My mom lives in a nursing home 2,000 miles away so I try to send her a "care package" once a month. I send her 1 artificial flower for the season the month is in, along with her favorite candies (she isn't limited in her diet), she knits, so I send her yarn each time. I made her an album of pictures of when she and my father (deceased) worked on the farm together, her marriage license, and pictures of my sisters when they were small, who have recently passed away. Around January/February, when the grapefruit and oranges are ripe (I have two trees) I send a huge box of them combined to the nursing home for everybody to enjoy. I write her a letter every day and on it I insert pictures of beautiful scenery or the holiday that's going on. Recently I've been enclosing pictures of Phoenix and Sun City and our new Cardinals Stadium, which is only a mile away. I also insert jokes in her letters to brighten up her day. I work for a newspaper, so when my picture is in it, I send her a copy. I also clip little things out of the newspaper I think she will be interested in. I try to call her every day also. (01/09/2007)
I buy stuffed animals in good condition from a thrift store, as well as the dollar store, and take in a bag full to the nursing home that my mother lived in. The activities director distributes them to some patients, and uses others as prizes at patient game sessions.
Ladies often like jewelry, particularly pins/brooches, as they fit everyone.
Another popular gift at my mother' place is holiday themed decorations, changed monthly.
Not as inexpensive, but really appreciated and used are those no sew fleece blankets/lap robes.Both the double layer tied ones, and single layer fringed ones are used frequently. I buy fleece remnants which are big enough for lap robes quite cheaply. Knot two together, or cut fringe, and then trim the single layer ones by putting plastic or wooden pony beads on each fringe. (Pony beads are beads with large holes and are available in large bags at the fabric/craft store.) (01/10/2007)
For elderly folk who use walkers, a walker bag makes a nice, but not too expensive, gift. Flowery walker bags like from www.jeanswalkerbags.com are great for women, but for a gentleman you'd rather get a leather bag or something of that nature from Ebay. Seniors love to tote things around more easily.
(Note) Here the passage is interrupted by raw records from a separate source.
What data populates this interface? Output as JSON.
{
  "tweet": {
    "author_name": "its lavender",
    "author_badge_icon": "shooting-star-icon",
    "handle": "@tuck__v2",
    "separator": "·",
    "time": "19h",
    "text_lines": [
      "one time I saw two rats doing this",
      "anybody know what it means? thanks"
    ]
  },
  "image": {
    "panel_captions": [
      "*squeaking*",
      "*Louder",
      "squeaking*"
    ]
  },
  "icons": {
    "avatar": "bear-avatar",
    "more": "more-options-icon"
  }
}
Also, there's a service called Happy Happy mail at www.happyhappymail.com that sends cheap gifts on your behalf, which is pretty neat! However, it's about $20 a month. (10/14/2007)
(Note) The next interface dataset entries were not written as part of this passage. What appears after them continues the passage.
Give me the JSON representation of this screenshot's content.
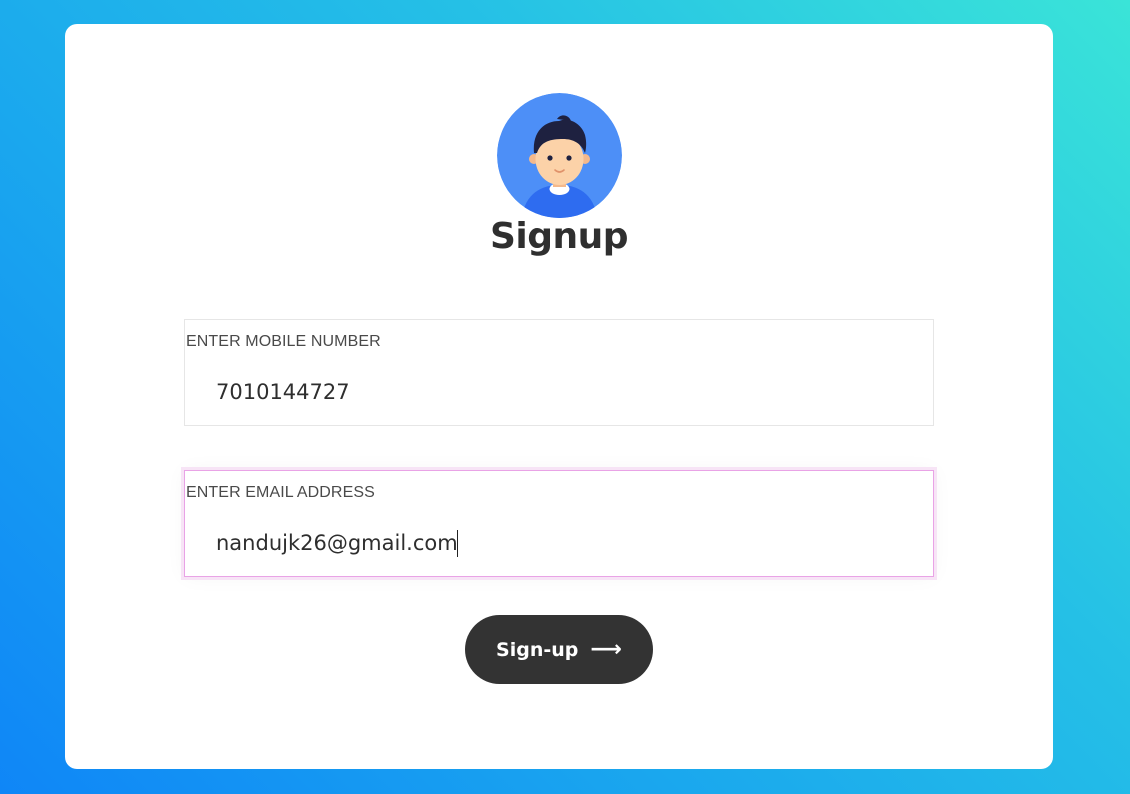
{
  "page": {
    "title": "Signup"
  },
  "avatar": {
    "icon": "user-avatar-icon",
    "bg_color": "#4d8ff7"
  },
  "form": {
    "mobile": {
      "label": "ENTER MOBILE NUMBER",
      "value": "7010144727",
      "type": "tel"
    },
    "email": {
      "label": "ENTER EMAIL ADDRESS",
      "value": "nandujk26@gmail.com",
      "type": "email",
      "focused": true
    },
    "submit": {
      "label": "Sign-up",
      "icon": "arrow-right-icon",
      "icon_glyph": "⟶"
    }
  },
  "colors": {
    "background_gradient_start": "#3ae4d8",
    "background_gradient_end": "#0f86f7",
    "button_bg": "#333333",
    "focus_border": "#e9a3e6"
  }
}
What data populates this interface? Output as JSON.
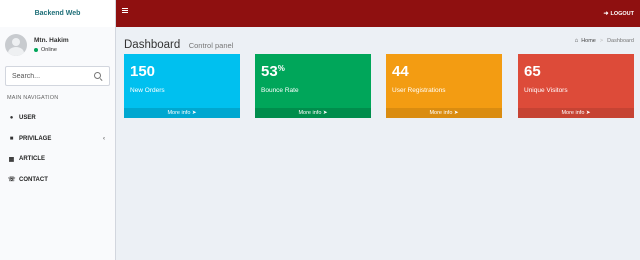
{
  "brand": "Backend Web",
  "user": {
    "name": "Mtn. Hakim",
    "status": "Online"
  },
  "search": {
    "placeholder": "Search..."
  },
  "nav": {
    "header": "MAIN NAVIGATION",
    "items": [
      {
        "label": "USER",
        "icon": "user-icon"
      },
      {
        "label": "PRIVILAGE",
        "icon": "lock-icon"
      },
      {
        "label": "ARTICLE",
        "icon": "book-icon"
      },
      {
        "label": "CONTACT",
        "icon": "phone-icon"
      }
    ]
  },
  "topbar": {
    "logout_label": "LOGOUT"
  },
  "page": {
    "title": "Dashboard",
    "subtitle": "Control panel"
  },
  "breadcrumb": {
    "home": "Home",
    "current": "Dashboard"
  },
  "boxes": [
    {
      "value": "150",
      "suffix": "",
      "label": "New Orders",
      "footer": "More info",
      "color": "#00c0ef",
      "footer_color": "#00a7d0"
    },
    {
      "value": "53",
      "suffix": "%",
      "label": "Bounce Rate",
      "footer": "More info",
      "color": "#00a65a",
      "footer_color": "#008d4c"
    },
    {
      "value": "44",
      "suffix": "",
      "label": "User Registrations",
      "footer": "More info",
      "color": "#f39c12",
      "footer_color": "#da8c10"
    },
    {
      "value": "65",
      "suffix": "",
      "label": "Unique Visitors",
      "footer": "More info",
      "color": "#dd4b39",
      "footer_color": "#c64333"
    }
  ]
}
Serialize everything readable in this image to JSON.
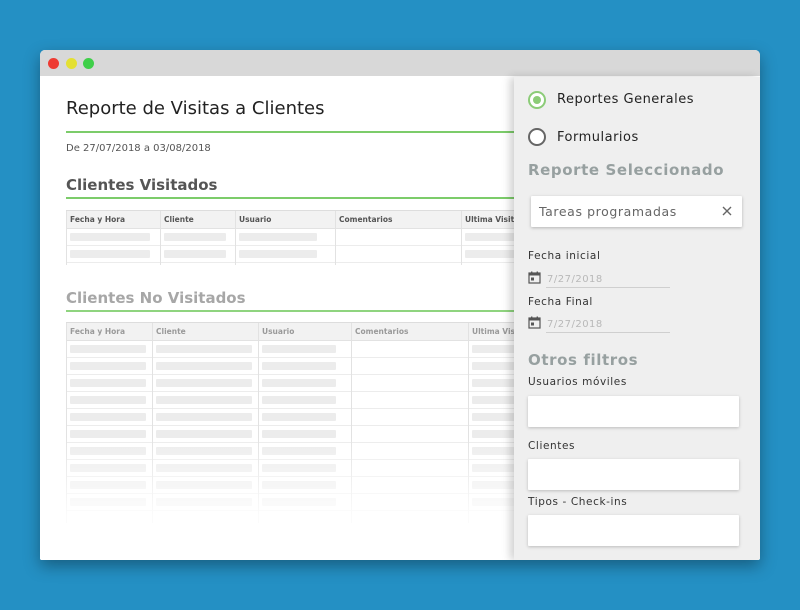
{
  "report": {
    "title": "Reporte de Visitas a Clientes",
    "date_range": "De 27/07/2018 a 03/08/2018",
    "visited": {
      "heading": "Clientes Visitados",
      "columns": [
        "Fecha y Hora",
        "Cliente",
        "Usuario",
        "Comentarios",
        "Ultima Visita"
      ]
    },
    "not_visited": {
      "heading": "Clientes No Visitados",
      "columns": [
        "Fecha y Hora",
        "Cliente",
        "Usuario",
        "Comentarios",
        "Ultima Visita"
      ]
    }
  },
  "panel": {
    "radio_options": [
      {
        "label": "Reportes Generales",
        "selected": true
      },
      {
        "label": "Formularios",
        "selected": false
      }
    ],
    "selected_report_heading": "Reporte Seleccionado",
    "selected_report_value": "Tareas programadas",
    "start_date_label": "Fecha inicial",
    "start_date_value": "7/27/2018",
    "end_date_label": "Fecha Final",
    "end_date_value": "7/27/2018",
    "other_filters_heading": "Otros filtros",
    "filters": [
      {
        "label": "Usuarios móviles"
      },
      {
        "label": "Clientes"
      },
      {
        "label": "Tipos - Check-ins"
      }
    ]
  },
  "colors": {
    "background": "#2490c4",
    "accent_green": "#7ccc6a",
    "panel_bg": "#efefef"
  }
}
Remember ; do not give any toiletries : ex talcum powder, lip balm, etc...that are medicated. I was a nurse in a nursing home for many years and we needed a doctor's order to ok these kind of items or to ok the use by the residents. (11/05/2007)